Feb 22, 2009 Congrats to the video game community and the First Amendment
One thing I did not like about my years before eighteen-years-old was all the added restrictions on my liberty, including things as simple as going to a music club or dance club just because I had not yet reached the drinking age (which was eighteen in my native Connecticut at the time) even if I did not give a damn about drinking there.
Praised be federal trial judge Ronald M. Whyte (a Republican appointee, no less, in the form of George H.W. Bush) and the Ninth Circuit three-judge panel (two of three are Bush I and Bush II appointees) for invalidating on First Amendment grounds, a California law limiting minors’ access to so-called "violent video games." VSDA v. Scharzenneger, et al., ___ F.3d ___ (9th Cir., Feb. 20 2009).
I am no fan of violence, but remain strongly convinced that my free expression zealotry is on firm ground, and that it is important to err on the side of allowing too much speech rather than too little. Those opposing violent imagery and other violent material have the same First Amendment rights to rail against such material, but not to have government censor it, nor to require ratings of such material (e.g., PG, R and X) .
Of course, when courts allow a ban on free speech, censors will try to take the ban further. In VSDA , at least, the Ninth Circuit refused to extend to non-sexual material the Supreme Court’s previous permission in Ginsberg v. New York, 390 U.S. 629 (1968). for governments to limit minors’ access to sexually explicit material.

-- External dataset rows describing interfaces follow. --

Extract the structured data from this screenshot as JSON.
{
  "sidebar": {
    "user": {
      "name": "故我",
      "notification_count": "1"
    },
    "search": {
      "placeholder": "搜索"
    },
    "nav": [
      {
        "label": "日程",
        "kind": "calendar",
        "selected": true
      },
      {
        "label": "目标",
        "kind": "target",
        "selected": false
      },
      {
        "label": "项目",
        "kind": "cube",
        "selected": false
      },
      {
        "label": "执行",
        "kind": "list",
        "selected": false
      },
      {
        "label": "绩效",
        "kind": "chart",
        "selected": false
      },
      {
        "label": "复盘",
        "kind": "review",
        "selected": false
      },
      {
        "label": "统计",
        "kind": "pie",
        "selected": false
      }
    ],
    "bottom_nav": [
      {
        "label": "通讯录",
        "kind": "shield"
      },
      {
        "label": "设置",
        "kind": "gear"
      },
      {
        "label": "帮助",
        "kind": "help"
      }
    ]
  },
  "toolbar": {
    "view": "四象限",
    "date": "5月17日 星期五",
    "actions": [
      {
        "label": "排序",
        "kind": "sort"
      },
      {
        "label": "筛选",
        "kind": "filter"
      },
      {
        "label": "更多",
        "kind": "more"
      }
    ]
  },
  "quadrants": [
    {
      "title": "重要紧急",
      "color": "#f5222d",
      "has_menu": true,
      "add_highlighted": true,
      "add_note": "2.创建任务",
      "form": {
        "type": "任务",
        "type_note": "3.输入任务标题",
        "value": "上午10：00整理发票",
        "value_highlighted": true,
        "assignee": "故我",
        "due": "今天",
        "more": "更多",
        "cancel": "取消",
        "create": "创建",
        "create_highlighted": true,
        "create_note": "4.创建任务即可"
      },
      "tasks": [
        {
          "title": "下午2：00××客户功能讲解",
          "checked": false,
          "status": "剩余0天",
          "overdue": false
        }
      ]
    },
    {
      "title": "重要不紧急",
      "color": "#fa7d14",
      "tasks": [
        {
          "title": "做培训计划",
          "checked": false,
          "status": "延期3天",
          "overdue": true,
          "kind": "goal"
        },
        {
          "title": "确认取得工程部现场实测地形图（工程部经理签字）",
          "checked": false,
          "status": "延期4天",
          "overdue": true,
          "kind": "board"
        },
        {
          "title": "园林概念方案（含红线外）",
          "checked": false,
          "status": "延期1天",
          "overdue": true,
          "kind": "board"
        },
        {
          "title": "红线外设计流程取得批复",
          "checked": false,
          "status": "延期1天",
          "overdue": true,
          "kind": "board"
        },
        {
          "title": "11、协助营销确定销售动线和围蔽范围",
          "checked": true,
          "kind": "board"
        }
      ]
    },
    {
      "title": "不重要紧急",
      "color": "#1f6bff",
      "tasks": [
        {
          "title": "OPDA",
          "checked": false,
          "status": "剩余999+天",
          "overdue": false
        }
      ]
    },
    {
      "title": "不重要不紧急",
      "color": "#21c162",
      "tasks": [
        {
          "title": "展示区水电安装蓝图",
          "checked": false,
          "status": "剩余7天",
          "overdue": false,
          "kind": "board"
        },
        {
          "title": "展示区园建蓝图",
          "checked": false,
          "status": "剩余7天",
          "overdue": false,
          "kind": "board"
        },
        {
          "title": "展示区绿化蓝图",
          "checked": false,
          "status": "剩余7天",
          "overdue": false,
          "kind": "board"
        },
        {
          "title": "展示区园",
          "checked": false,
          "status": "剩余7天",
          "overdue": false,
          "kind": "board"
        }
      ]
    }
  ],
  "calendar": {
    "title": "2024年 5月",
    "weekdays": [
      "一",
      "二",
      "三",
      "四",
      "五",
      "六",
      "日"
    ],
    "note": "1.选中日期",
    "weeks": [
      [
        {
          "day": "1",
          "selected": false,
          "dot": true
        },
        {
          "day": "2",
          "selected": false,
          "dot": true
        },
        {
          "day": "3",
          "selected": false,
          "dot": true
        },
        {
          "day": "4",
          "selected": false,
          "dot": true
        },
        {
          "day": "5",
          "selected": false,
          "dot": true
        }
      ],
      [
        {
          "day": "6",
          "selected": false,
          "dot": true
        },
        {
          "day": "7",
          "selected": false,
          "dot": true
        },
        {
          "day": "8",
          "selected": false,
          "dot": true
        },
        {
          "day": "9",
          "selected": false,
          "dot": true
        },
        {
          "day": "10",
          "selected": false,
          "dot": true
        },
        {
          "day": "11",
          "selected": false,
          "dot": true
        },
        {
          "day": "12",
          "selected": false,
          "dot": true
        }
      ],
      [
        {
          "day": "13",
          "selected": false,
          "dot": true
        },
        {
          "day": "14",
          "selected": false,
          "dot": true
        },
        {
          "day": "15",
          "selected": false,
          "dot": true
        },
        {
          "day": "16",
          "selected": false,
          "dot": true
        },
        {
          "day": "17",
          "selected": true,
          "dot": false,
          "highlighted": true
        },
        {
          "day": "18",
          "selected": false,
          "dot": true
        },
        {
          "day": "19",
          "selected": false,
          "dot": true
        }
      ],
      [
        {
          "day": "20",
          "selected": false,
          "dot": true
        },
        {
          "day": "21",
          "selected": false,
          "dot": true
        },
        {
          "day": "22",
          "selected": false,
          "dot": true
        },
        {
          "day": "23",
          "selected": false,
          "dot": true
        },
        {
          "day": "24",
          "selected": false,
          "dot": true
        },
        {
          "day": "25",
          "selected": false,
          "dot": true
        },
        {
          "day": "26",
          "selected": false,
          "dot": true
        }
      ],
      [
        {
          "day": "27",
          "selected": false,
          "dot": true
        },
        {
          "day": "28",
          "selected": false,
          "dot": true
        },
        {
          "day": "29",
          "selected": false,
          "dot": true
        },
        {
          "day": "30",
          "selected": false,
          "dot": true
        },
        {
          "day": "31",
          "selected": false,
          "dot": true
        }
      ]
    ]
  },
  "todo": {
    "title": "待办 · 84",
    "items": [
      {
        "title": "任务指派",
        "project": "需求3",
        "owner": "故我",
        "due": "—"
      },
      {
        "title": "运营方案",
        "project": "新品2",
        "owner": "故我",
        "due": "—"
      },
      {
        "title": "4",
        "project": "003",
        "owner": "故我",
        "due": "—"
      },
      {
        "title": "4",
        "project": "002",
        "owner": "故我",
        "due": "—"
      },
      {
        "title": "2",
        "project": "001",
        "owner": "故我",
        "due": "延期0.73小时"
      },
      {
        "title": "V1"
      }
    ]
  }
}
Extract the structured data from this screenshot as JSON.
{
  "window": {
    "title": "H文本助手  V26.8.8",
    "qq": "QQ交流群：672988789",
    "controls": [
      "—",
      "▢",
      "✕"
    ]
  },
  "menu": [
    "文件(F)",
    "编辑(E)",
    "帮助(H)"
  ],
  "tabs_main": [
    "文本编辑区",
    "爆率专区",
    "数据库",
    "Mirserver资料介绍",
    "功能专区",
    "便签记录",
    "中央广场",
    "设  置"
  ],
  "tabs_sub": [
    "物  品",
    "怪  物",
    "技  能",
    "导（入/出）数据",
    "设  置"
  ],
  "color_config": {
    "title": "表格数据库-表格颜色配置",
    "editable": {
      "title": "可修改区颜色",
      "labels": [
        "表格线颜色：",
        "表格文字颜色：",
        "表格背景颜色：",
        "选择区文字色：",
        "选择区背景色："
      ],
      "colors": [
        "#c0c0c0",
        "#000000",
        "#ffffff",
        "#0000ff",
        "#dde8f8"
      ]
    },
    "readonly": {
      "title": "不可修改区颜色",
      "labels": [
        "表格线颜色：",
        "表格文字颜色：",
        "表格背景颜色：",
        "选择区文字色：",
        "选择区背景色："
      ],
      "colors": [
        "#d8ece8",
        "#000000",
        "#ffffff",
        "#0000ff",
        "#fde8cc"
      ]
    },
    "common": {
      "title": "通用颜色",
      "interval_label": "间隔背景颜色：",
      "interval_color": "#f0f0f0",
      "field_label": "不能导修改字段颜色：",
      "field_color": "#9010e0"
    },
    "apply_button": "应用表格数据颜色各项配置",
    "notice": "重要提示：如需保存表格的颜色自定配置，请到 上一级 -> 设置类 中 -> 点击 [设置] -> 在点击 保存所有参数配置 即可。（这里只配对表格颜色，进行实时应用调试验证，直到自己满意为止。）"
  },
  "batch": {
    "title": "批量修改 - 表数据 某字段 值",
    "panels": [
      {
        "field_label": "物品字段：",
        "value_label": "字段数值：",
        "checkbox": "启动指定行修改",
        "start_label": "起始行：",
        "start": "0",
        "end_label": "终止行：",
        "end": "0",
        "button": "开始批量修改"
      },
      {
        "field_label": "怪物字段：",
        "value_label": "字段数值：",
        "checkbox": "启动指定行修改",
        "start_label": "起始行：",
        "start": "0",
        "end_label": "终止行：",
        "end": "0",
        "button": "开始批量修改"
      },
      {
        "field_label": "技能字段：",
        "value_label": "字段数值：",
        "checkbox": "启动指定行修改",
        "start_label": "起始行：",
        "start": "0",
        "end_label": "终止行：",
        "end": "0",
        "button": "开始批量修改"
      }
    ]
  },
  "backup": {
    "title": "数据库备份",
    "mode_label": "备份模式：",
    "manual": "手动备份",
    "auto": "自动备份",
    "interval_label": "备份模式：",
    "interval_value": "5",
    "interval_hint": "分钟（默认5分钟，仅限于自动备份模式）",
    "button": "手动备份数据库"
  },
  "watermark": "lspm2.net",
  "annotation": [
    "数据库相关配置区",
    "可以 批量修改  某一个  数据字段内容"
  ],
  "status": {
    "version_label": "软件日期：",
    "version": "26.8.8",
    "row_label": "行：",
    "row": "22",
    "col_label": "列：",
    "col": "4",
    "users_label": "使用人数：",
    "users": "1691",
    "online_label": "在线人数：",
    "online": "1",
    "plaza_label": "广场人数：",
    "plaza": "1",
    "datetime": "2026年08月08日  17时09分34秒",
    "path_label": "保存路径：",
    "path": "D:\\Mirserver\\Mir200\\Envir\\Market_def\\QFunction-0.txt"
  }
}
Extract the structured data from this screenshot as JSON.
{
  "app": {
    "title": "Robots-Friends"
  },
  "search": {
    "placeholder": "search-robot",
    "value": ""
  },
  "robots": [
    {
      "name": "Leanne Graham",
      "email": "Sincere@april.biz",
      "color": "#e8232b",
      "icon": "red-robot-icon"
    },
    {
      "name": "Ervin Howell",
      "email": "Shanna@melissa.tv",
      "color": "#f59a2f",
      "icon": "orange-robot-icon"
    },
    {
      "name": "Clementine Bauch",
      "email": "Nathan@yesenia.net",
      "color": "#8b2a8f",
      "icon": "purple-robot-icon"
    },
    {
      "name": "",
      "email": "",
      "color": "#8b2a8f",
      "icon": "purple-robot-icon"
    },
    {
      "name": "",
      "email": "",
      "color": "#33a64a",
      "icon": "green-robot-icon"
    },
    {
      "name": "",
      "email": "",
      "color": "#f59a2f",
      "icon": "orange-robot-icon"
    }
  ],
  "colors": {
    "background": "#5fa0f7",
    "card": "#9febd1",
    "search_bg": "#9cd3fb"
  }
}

ADDENDUM: Thanks to the WSJ Law Blog for covering this item.